Work task :: Using the data below, count the lines that carry the string "JSON" and write only the count.

Records excerpted from a collection
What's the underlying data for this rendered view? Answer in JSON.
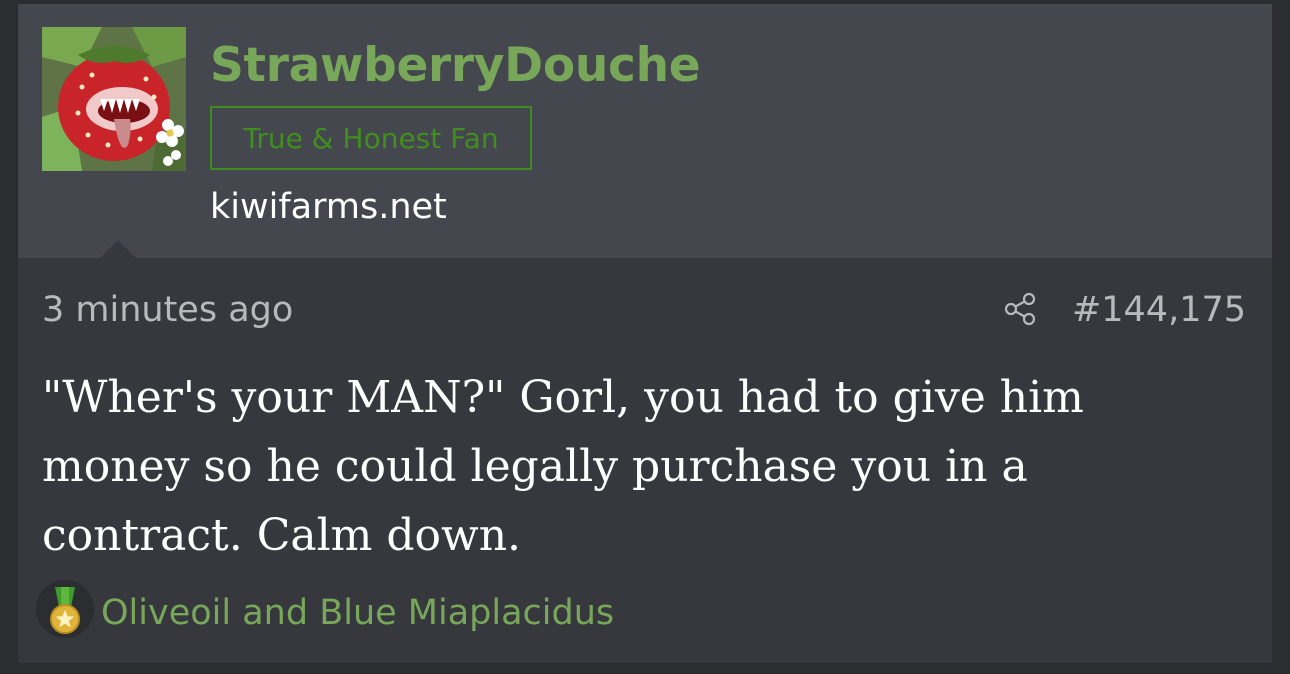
{
  "user": {
    "username": "StrawberryDouche",
    "title": "True & Honest Fan",
    "site": "kiwifarms.net",
    "avatar": "strawberry-monster-avatar"
  },
  "post": {
    "time": "3 minutes ago",
    "number": "#144,175",
    "message": "\"Wher's your MAN?\" Gorl, you had to give him money so he could legally purchase you in a contract. Calm down.",
    "share_icon": "share-icon"
  },
  "reactions": {
    "icon": "medal-icon",
    "text": "Oliveoil and Blue Miaplacidus"
  },
  "colors": {
    "username": "#78a75a",
    "title_border": "#3e8d1f",
    "background": "#36383d",
    "user_block": "#45474e"
  }
}
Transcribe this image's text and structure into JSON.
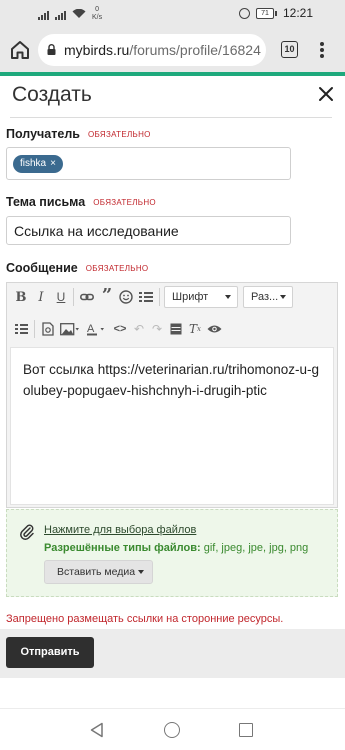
{
  "status_bar": {
    "net_speed_value": "0",
    "net_speed_unit": "K/s",
    "battery": "71",
    "time": "12:21"
  },
  "browser": {
    "url_host": "mybirds.ru",
    "url_path": "/forums/profile/16824",
    "tab_count": "10"
  },
  "form": {
    "title": "Создать",
    "required_text": "ОБЯЗАТЕЛЬНО",
    "recipient": {
      "label": "Получатель",
      "tags": [
        {
          "name": "fishka",
          "remove": "×"
        }
      ]
    },
    "subject": {
      "label": "Тема письма",
      "value": "Ссылка на исследование"
    },
    "message": {
      "label": "Сообщение",
      "body": "Вот ссылка https://veterinarian.ru/trihomonoz-u-golubey-popugaev-hishchnyh-i-drugih-ptic"
    },
    "editor": {
      "font_dropdown": "Шрифт",
      "size_dropdown": "Раз..."
    },
    "attach": {
      "link_text": "Нажмите для выбора файлов",
      "types_label": "Разрешённые типы файлов:",
      "types_value": "gif, jpeg, jpe, jpg, png",
      "insert_media": "Вставить медиа"
    },
    "error": "Запрещено размещать ссылки на сторонние ресурсы.",
    "submit": "Отправить"
  },
  "colors": {
    "accent": "#1ea97c",
    "required": "#c1272d",
    "tag_bg": "#3b6a8f",
    "submit_bg": "#2f2f2f",
    "attach_bg": "#eef7ea"
  }
}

Answer for this exercise :: 2